[[ EXTRACTED DATA, beginning ]]

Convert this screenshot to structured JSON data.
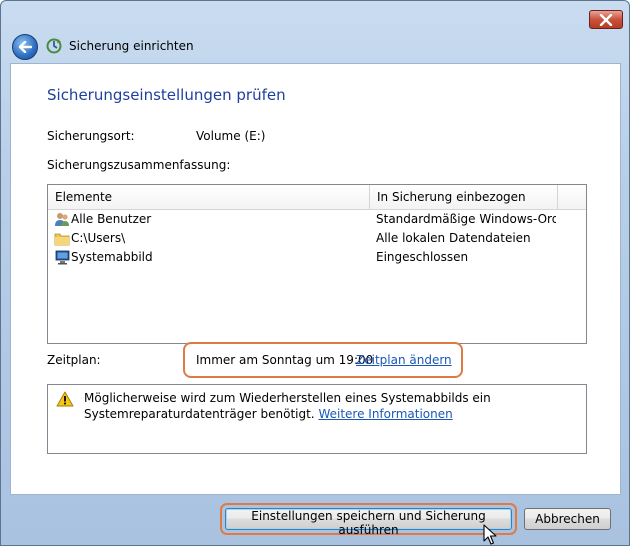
{
  "window": {
    "title": "Sicherung einrichten",
    "icons": {
      "back": "back-arrow-icon",
      "app": "backup-icon",
      "close": "close-icon"
    }
  },
  "main": {
    "heading": "Sicherungseinstellungen prüfen",
    "location_label": "Sicherungsort:",
    "location_value": "Volume (E:)",
    "summary_label": "Sicherungszusammenfassung:"
  },
  "table": {
    "columns": [
      "Elemente",
      "In Sicherung einbezogen"
    ],
    "rows": [
      {
        "icon": "users-icon",
        "item": "Alle Benutzer",
        "included": "Standardmäßige Windows-Ord..."
      },
      {
        "icon": "folder-icon",
        "item": "C:\\Users\\",
        "included": "Alle lokalen Datendateien"
      },
      {
        "icon": "computer-icon",
        "item": "Systemabbild",
        "included": "Eingeschlossen"
      }
    ]
  },
  "schedule": {
    "label": "Zeitplan:",
    "value": "Immer am Sonntag um 19:00",
    "change_link": "Zeitplan ändern"
  },
  "warning": {
    "icon": "warning-icon",
    "line1": "Möglicherweise wird zum Wiederherstellen eines Systemabbilds ein",
    "line2": "Systemreparaturdatenträger benötigt.",
    "link": "Weitere Informationen"
  },
  "footer": {
    "save_button": "Einstellungen speichern und Sicherung ausführen",
    "cancel_button": "Abbrechen"
  },
  "colors": {
    "highlight": "#e07a45",
    "link": "#1a57b8",
    "heading": "#1e3f9f"
  }
}
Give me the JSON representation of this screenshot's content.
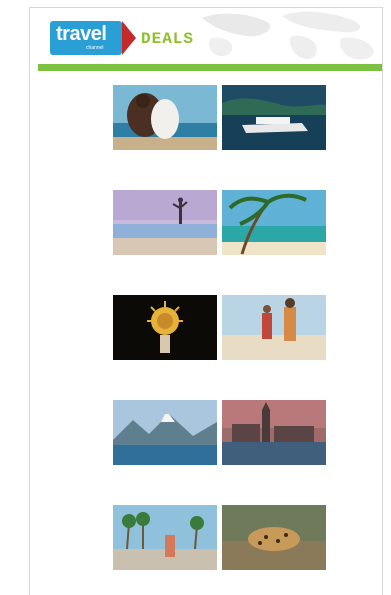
{
  "header": {
    "logo_text": "travel",
    "logo_sub": "channel",
    "section_label": "DEALS"
  },
  "banner": {
    "text": ""
  },
  "deals": [
    {
      "meta": "",
      "title": "",
      "desc": ""
    },
    {
      "meta": "",
      "title": "",
      "desc": ""
    },
    {
      "meta": "",
      "title": "",
      "desc": ""
    },
    {
      "meta": "",
      "title": "",
      "desc": ""
    },
    {
      "meta": "",
      "title": "",
      "desc": ""
    },
    {
      "meta": "",
      "title": "",
      "desc": ""
    },
    {
      "meta": "",
      "title": "",
      "desc": ""
    },
    {
      "meta": "",
      "title": "",
      "desc": ""
    },
    {
      "meta": "",
      "title": "",
      "desc": ""
    },
    {
      "meta": "",
      "title": "",
      "desc": ""
    }
  ],
  "colors": {
    "logo_blue": "#2a9fd6",
    "logo_red": "#c42a2a",
    "deals_green": "#8fbf2a",
    "banner_green": "#7dc143"
  }
}
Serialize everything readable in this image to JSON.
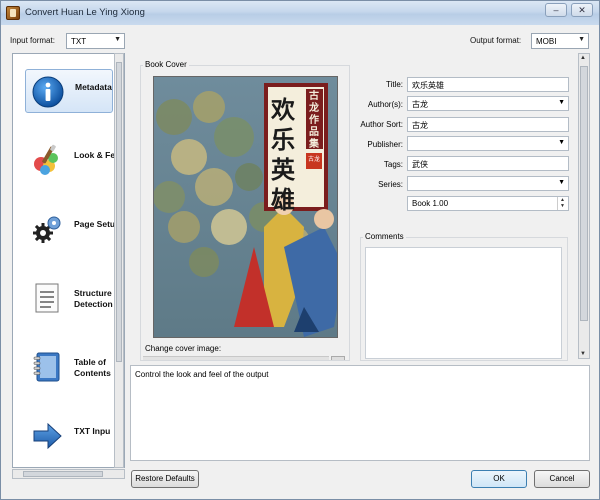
{
  "window": {
    "title": "Convert Huan Le Ying Xiong"
  },
  "title_buttons": {
    "minimize": "–",
    "close": "✕"
  },
  "input_format": {
    "label": "Input format:",
    "value": "TXT"
  },
  "output_format": {
    "label": "Output format:",
    "value": "MOBI"
  },
  "sidebar": {
    "items": [
      {
        "label": "Metadata",
        "icon": "info-icon"
      },
      {
        "label": "Look & Fe",
        "icon": "paint-brush-icon"
      },
      {
        "label": "Page Setup",
        "icon": "gear-icon"
      },
      {
        "label": "Structure\nDetection",
        "icon": "document-icon"
      },
      {
        "label": "Table of\nContents",
        "icon": "notebook-icon"
      },
      {
        "label": "TXT Inpu",
        "icon": "arrow-right-icon"
      }
    ]
  },
  "book_cover": {
    "group_title": "Book Cover",
    "change_label": "Change cover image:",
    "cover_title": "欢乐英雄",
    "cover_series": "古龙作品集",
    "cover_seal": "古龙"
  },
  "metadata": {
    "title_label": "Title:",
    "title_value": "欢乐英雄",
    "authors_label": "Author(s):",
    "authors_value": "古龙",
    "author_sort_label": "Author Sort:",
    "author_sort_value": "古龙",
    "publisher_label": "Publisher:",
    "publisher_value": "",
    "tags_label": "Tags:",
    "tags_value": "武侠",
    "series_label": "Series:",
    "series_value": "",
    "book_number": "Book 1.00"
  },
  "comments": {
    "group_title": "Comments"
  },
  "help_text": "Control the look and feel of the output",
  "buttons": {
    "restore_defaults": "Restore Defaults",
    "ok": "OK",
    "cancel": "Cancel"
  }
}
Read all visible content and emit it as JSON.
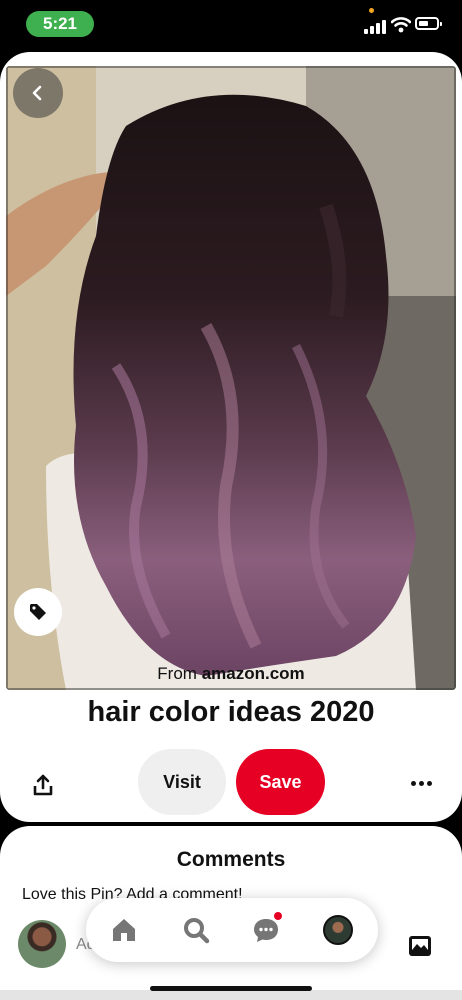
{
  "status_bar": {
    "time": "5:21",
    "colors": {
      "time_pill": "#3fb04f",
      "indicator_dot": "#f5a623"
    }
  },
  "pin": {
    "from_prefix": "From",
    "source_domain": "amazon.com",
    "title": "hair color ideas 2020",
    "visit_label": "Visit",
    "save_label": "Save"
  },
  "icons": {
    "back": "chevron-left-icon",
    "tag": "tag-icon",
    "share": "share-icon",
    "more": "more-horizontal-icon",
    "home": "home-icon",
    "search": "search-icon",
    "messages": "chat-bubble-icon",
    "gallery": "image-icon"
  },
  "comments": {
    "title": "Comments",
    "prompt": "Love this Pin? Add a comment!",
    "input_partial": "Ad"
  },
  "colors": {
    "save": "#e60023",
    "visit": "#efefef",
    "notification": "#e60023"
  }
}
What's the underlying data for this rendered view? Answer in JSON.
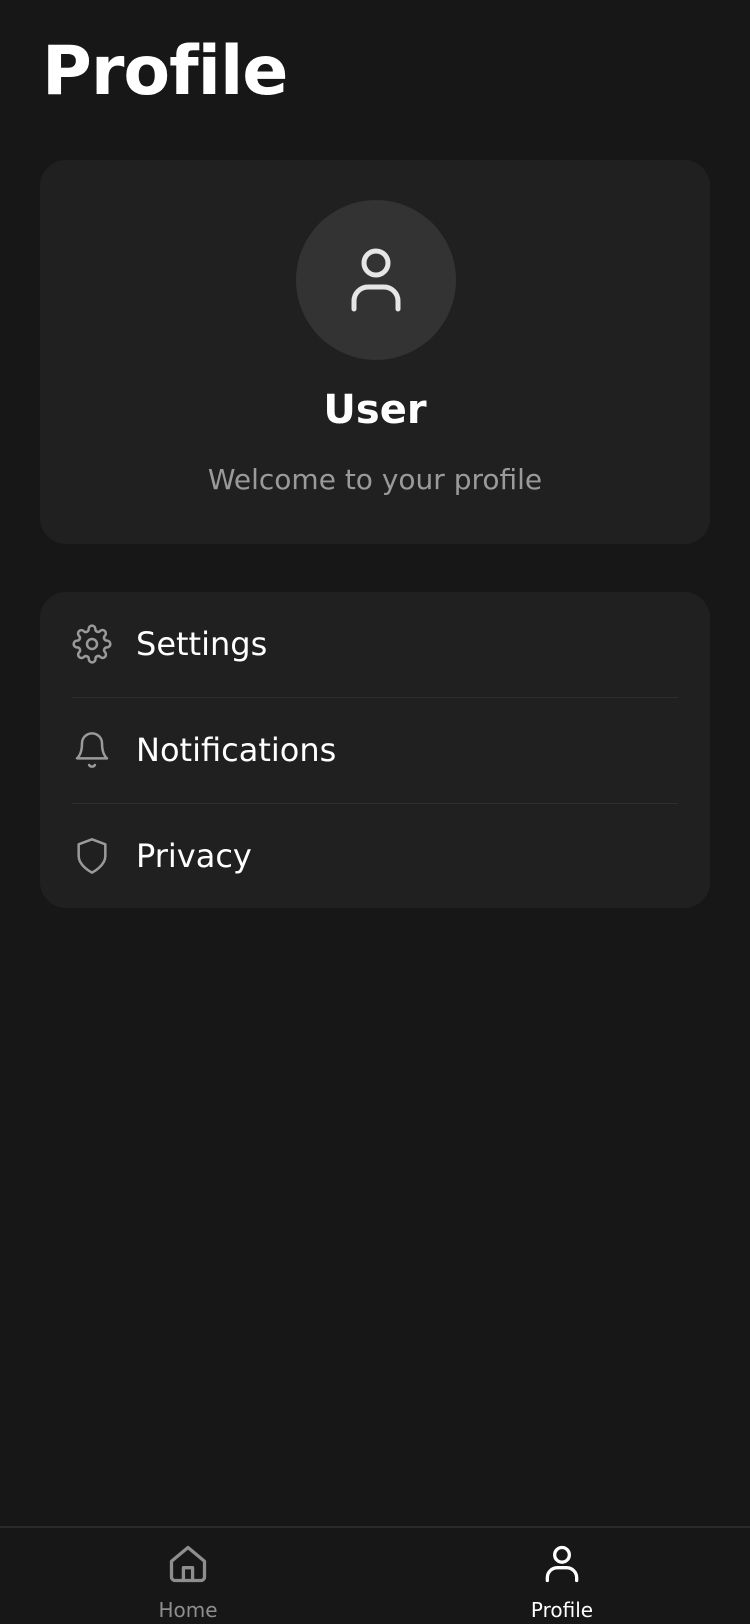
{
  "header": {
    "title": "Profile"
  },
  "profile_card": {
    "avatar_icon": "user-icon",
    "name": "User",
    "subtitle": "Welcome to your profile"
  },
  "menu": {
    "items": [
      {
        "label": "Settings",
        "icon": "gear-icon"
      },
      {
        "label": "Notifications",
        "icon": "bell-icon"
      },
      {
        "label": "Privacy",
        "icon": "shield-icon"
      }
    ]
  },
  "bottom_nav": {
    "items": [
      {
        "label": "Home",
        "icon": "home-icon",
        "active": false
      },
      {
        "label": "Profile",
        "icon": "user-icon",
        "active": true
      }
    ]
  },
  "colors": {
    "background": "#171717",
    "card": "#202020",
    "avatar_bg": "#333333",
    "muted_text": "#9a9a9a",
    "active_nav": "#ffffff",
    "inactive_nav": "#8e8e8e"
  }
}
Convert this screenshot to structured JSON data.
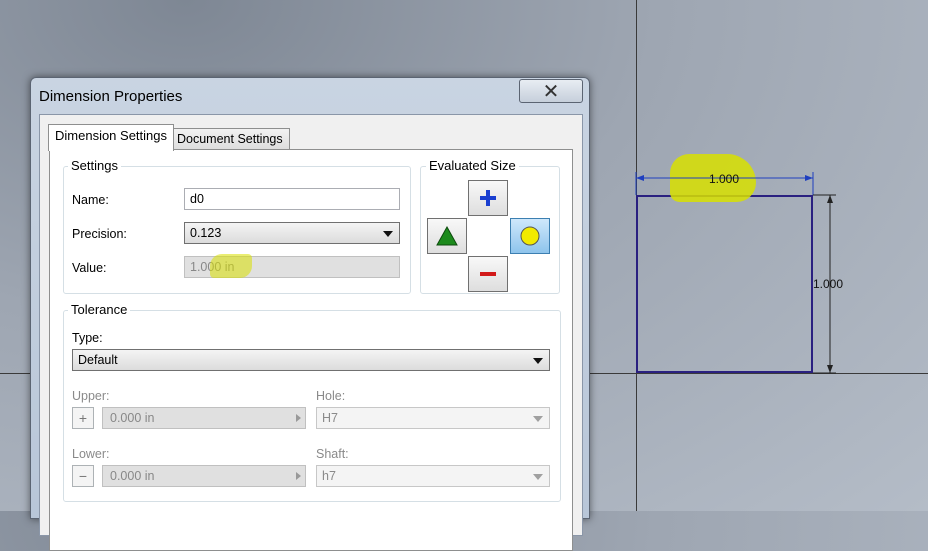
{
  "dialog": {
    "title": "Dimension Properties",
    "close_glyph": "✕"
  },
  "tabs": [
    {
      "label": "Dimension Settings",
      "active": true
    },
    {
      "label": "Document Settings",
      "active": false
    }
  ],
  "settings": {
    "legend": "Settings",
    "name_label": "Name:",
    "name_value": "d0",
    "precision_label": "Precision:",
    "precision_value": "0.123",
    "value_label": "Value:",
    "value_value": "1.000 in"
  },
  "evaluated_size": {
    "legend": "Evaluated Size",
    "buttons": [
      "plus-icon",
      "triangle-icon",
      "circle-icon",
      "minus-icon"
    ],
    "colors": {
      "plus": "#1a3fd0",
      "triangle": "#1c8a1c",
      "circle": "#f2ea00",
      "minus": "#d21a1a"
    }
  },
  "tolerance": {
    "legend": "Tolerance",
    "type_label": "Type:",
    "type_value": "Default",
    "upper_label": "Upper:",
    "upper_value": "0.000 in",
    "lower_label": "Lower:",
    "lower_value": "0.000 in",
    "hole_label": "Hole:",
    "hole_value": "H7",
    "shaft_label": "Shaft:",
    "shaft_value": "h7",
    "plus_glyph": "+",
    "minus_glyph": "−"
  },
  "sketch": {
    "horizontal_dim": "1.000",
    "vertical_dim": "1.000"
  }
}
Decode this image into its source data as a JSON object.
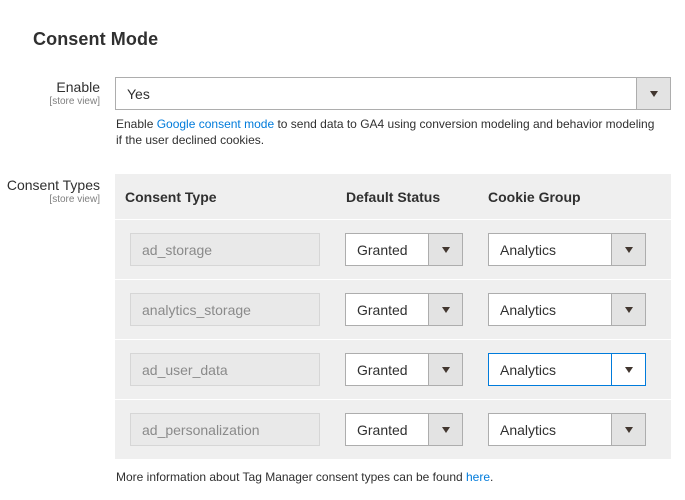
{
  "section": {
    "title": "Consent Mode"
  },
  "enable": {
    "label": "Enable",
    "scope": "[store view]",
    "value": "Yes",
    "note_prefix": "Enable ",
    "note_link": "Google consent mode",
    "note_suffix": " to send data to GA4 using conversion modeling and behavior modeling if the user declined cookies."
  },
  "consent_types": {
    "label": "Consent Types",
    "scope": "[store view]",
    "headers": {
      "type": "Consent Type",
      "status": "Default Status",
      "group": "Cookie Group"
    },
    "rows": [
      {
        "type": "ad_storage",
        "status": "Granted",
        "group": "Analytics"
      },
      {
        "type": "analytics_storage",
        "status": "Granted",
        "group": "Analytics"
      },
      {
        "type": "ad_user_data",
        "status": "Granted",
        "group": "Analytics"
      },
      {
        "type": "ad_personalization",
        "status": "Granted",
        "group": "Analytics"
      }
    ],
    "footer_prefix": "More information about Tag Manager consent types can be found ",
    "footer_link": "here",
    "footer_suffix": "."
  },
  "colors": {
    "link": "#007bdb",
    "focus_border": "#007bdb",
    "grid_bg": "#efefef"
  }
}
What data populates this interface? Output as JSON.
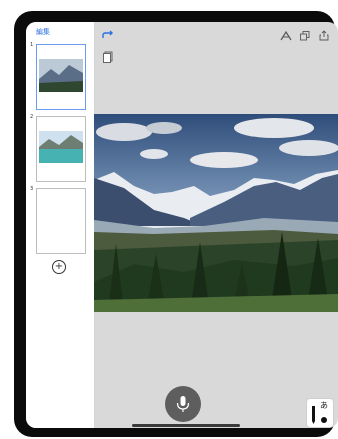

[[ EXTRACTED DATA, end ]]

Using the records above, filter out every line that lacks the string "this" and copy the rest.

Convert this screenshot to structured JSON data.
Give me the JSON representation of this screenshot's content.
Serialize everything readable in this image to JSON.
    "prompt": "Love this Pin? Add a comment!",
What's the underlying data for this rendered view? Answer in JSON.
Convert this screenshot to structured JSON data.
Decode this image into its source data as a JSON object.
What data populates this interface? Output as JSON.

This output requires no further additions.